Summary: Jesus describes two identities with one thing in common neither see themselves as children of the Father and both have consequences. What's your identity?
Luke 15 – The prodigal son
Hi everyone, it’s great to be with you this morning. I wanted to start by telling you a little bit about me and my family so that you get a little flavour of what we are like. Annie and I have been married for 12 years in October, we have two kids, Caleb who is 9 and Talitha who is 7. Annie is a music teacher and works with primary school kids teaching. Both Caleb and Talitha love music, they are both learning to play piano and caleb is also learning guitar and Talitha is hoping to learn the trombone. I love sport but my particular favourite is American Football which I have played at an international level. I am a long suffering Miami Dolphins fan, I also love to read and enjoy watching movies and obviously hanging out with my family.
Anyway lets turn to look at our passage today.
There are so many parables that Jesus taught us which we have become so familiar with over the time. In fact we have become so familiar with them that we let them wash over us and we do not allow the impact of the message penetrate our minds, our hearts or our souls.
Friends this message today is truly scandalous – it is outrageous in its audacity. The very notion of what Jesus presents is pretty much offensive. It starts off with a younger son asking his Father for his inheritance early. Not a big deal in our day– in fact as you may recall there was a bit of a hoohar about David Cameron receiving part of his inheritance early from his mother. But back in the day when Jesus first told this parable, the younger son had no right to receive an inheritance before the father has died. So by asking for his inheritance in this way he is saying that his Dad is dead to him, it’s actually a sign of a significant family breakdown. But we need to note the Fathers reaction to his son rejecting his place in his family, he gives him what he asks for, he gives him the freedom to go his own way and do his own thing.
This is exactly what he does. We know the story he squanders what he is given, he wastes his life but we often miss the point that Jesus is driving at. The fact that the son loses all his money and ends up in a country where there is a famine and so end up tending pigs is not the point where life went bad for the boy, you see life went wrong the moment that he walked away from the Father, where he made the decision to go out on his own, to leave his identity as a son behind and depend on his own decisions as a way of making it through life, then we see this progression of a caricature of poor decisions with disastrous outcomes.
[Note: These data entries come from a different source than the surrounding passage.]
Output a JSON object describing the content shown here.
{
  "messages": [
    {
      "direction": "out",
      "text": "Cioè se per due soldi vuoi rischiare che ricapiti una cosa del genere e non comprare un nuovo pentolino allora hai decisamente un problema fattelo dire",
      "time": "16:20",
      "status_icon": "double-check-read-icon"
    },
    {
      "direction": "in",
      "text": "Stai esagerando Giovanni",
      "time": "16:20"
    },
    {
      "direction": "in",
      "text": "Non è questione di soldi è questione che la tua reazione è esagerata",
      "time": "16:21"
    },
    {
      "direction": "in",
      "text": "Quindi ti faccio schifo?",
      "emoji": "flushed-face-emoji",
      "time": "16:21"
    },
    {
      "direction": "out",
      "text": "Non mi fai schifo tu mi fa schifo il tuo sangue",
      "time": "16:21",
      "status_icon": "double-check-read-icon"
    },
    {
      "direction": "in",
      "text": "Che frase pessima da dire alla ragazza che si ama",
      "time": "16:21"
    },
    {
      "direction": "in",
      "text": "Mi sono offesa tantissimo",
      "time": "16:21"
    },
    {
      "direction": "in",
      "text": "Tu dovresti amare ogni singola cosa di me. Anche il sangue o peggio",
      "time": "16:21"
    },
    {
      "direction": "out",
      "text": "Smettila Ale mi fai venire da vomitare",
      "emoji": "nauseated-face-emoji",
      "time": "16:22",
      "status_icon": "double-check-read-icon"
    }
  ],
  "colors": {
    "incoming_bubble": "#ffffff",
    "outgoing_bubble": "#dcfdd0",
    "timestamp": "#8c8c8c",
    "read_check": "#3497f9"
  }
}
You see we tend to think that the problem is the symptoms, the waste of money on women and wine, the famine, the abandonment by straw friends when things are tough, the fact that the prodigal has to lower himself so much that he ends up wishing he could eat pig feed that we see in this story but we miss that the actual point is that these things would never of happened if he had remained in his father’s house.